Political Communication (1, 2, 3.5 hrs (half day) or 7 hrs (full day). Half and Full day versions include activities and practice exercises. Fully day version includes “Culture Precedes Politics”, below ).
Typical titles, chosen to suit goals of booking organization: The Art of Political Persuasion/The Art of Libertarian Persuasion/The Prison of Political Paradigms – and How To Break People Out of Them/Winning Supporters, Not Arguments.
The power and incommensurability of paradigms. What people believe determines what they are able to perceive – not just how they interpret. (Goethe: “You See Only What You Know”.) How Political beliefs /commitments are formed: neurological/psychological basis. The nature and experience of political commitment. Why political persuasion involves rewiring someone’s brain – and how to do that. Why logical arguments don’t work: judgment vs. justification as (entirely) different mental processes. Selling and marketing political ideas. The need for finding common ground – and where to find it. The need to sell a direction rather than a destination. Taking down an old paradigm before offering a new one. Techniques: meeting objections upfront, subverting expectations, using opponents vocabulary, understanding before being understood, telling someone what they think vs. what they should think.

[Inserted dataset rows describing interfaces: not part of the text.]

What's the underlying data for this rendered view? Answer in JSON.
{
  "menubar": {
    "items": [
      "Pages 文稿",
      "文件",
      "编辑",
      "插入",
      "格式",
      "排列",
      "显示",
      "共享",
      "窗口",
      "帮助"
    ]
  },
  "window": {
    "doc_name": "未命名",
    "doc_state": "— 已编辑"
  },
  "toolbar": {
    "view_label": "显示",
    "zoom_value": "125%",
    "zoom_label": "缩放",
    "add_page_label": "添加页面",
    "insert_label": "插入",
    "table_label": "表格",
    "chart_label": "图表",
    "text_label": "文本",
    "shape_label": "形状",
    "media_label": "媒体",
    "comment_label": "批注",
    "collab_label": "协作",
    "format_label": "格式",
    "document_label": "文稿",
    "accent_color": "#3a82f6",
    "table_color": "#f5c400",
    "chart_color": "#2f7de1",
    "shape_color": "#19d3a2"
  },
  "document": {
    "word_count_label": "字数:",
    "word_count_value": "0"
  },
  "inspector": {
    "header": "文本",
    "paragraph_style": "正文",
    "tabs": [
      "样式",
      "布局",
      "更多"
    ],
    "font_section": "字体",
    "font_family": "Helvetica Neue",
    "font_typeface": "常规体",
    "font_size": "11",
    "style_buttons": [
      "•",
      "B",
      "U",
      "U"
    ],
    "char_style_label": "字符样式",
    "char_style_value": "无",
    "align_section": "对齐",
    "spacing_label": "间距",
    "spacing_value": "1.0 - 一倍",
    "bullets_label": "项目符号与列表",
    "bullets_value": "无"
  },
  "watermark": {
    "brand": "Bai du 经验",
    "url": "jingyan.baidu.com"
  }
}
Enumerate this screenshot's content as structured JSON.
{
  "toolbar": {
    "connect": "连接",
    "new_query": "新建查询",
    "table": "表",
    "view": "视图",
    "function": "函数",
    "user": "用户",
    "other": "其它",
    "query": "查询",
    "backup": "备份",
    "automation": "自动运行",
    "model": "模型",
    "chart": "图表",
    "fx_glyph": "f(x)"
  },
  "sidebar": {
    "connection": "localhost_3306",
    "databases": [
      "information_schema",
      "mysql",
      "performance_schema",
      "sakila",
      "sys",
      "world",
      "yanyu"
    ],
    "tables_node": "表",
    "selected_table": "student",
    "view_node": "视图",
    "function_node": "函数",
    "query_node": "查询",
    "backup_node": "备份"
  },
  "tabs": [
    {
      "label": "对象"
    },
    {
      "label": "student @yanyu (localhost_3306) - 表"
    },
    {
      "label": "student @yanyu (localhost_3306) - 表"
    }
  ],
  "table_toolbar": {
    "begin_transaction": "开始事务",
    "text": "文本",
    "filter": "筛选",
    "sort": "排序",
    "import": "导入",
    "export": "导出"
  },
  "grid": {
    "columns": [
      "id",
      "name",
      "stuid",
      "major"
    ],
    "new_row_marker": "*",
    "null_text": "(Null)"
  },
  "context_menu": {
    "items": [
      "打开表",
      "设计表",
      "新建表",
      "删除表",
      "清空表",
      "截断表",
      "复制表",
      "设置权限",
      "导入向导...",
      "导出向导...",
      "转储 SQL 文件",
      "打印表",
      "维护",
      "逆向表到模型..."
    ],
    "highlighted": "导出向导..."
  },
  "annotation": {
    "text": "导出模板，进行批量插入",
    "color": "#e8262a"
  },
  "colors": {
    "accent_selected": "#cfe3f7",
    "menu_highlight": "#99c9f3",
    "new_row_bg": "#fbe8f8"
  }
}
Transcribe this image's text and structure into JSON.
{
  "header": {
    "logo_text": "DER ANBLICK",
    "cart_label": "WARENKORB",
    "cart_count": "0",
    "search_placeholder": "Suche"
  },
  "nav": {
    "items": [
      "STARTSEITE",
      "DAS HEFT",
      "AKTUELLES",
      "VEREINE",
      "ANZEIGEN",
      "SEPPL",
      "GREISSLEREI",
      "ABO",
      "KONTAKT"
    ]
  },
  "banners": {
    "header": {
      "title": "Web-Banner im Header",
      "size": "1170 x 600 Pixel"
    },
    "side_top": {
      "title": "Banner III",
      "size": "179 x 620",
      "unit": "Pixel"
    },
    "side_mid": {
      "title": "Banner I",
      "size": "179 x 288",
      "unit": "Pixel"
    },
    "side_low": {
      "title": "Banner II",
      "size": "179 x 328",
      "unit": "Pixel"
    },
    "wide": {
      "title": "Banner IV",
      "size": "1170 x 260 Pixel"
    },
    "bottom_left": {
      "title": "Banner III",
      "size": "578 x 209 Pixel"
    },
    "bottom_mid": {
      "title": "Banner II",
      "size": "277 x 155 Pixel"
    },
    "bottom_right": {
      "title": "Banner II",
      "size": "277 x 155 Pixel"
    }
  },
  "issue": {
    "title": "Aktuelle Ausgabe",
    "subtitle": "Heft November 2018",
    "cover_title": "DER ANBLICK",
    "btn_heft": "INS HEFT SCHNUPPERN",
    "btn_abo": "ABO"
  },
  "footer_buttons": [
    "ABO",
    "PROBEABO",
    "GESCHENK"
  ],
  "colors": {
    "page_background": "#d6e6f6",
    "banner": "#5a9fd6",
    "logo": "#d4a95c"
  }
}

The six dimensions of moral psychology as they apply to politics, including variations among conservatives, progressives and libertarians, and how to exploit them according to target group. Why nearly all politics are the politics of identity, and how that affects how you change someone’s mind. Getting opponents from the resistive “Must I Believe This?” to the open “Can I Believe This?” Gays and guns: why most political disagreements are really differences in cultural identity, and the implications for political persuasion. Shared “cultural” identity as common “political” ground. How and what political groups sacralize issues/words/symbols. Why what you talk about is more important than what you say about it: how reordering an argument, without changing its content, can completely change its power to persuade.
The difference between winning arguments and supporters. Using empathy. Non-dogmatic/anti-dogmatic argument.
Speaking to the Left – all the above with a focus on Liberals and progressives, especially for libertarians, Constitutionalists and liberty-orientated conservatives. The persuasive power of of consequentialism vs. the philosophical fragility of deontology. The impossibility of libertarian orthodoxy. Conservative / libertarian weak spots in arguing to the mainstream and how to handle them. Why methodological purism is not philosophical purism in an imperfect world – and why that matters in changing people’s minds.
The Craft of Political Writing (2-3 hrs) (aimed at writers of articles who seek to influence debate): especially for bloggers, journalists etc… Writing to persuade: engage, educate and elevate. Establishing trust with readers who don’t identify with you. Selling an idea using written words. Why do readers “buy”?. The Value-added of an article: intellectual (useful), emotional (empowering), immediate (entertaining). Writing as effective payload with effective delivery mechanism. The most important skill in writing isn’t writing. To what should a persuasive writer be committed? Making it beautiful.
Culture Precedes Politics (1 or 2 hrs)
Large-scale, long-lasting political change invariably follows significant shifts in the culture. Activists all too often focus too much on the political game and not enough on shifting the dial of the cultural mainstream. Accordingly, this seminar takes a historical look at how the ideas of liberty have actually grown in the cultural mainstream, leading to practical politics, over a thousand years of the Anglo tradition, of which the establishment of the USA was a part. Lessons for liberty activists today. What causes these cultural shifts that lead to political change? Answer: political over-reach into the culture. Can we accelerate these shifts? If so, how. Where and how should big-picture activists apply pressure to move the mainstream of culture and politics? Importance of mainstream media as reflecting prevailing culture, establishing new cultural and political norms and, most importantly, activating the human sense of injustice as a catalyst of political change. Major political change almost never comes from educating the electorate in a new political idea or philosophy. So what does it come from – a particular part of our human nature…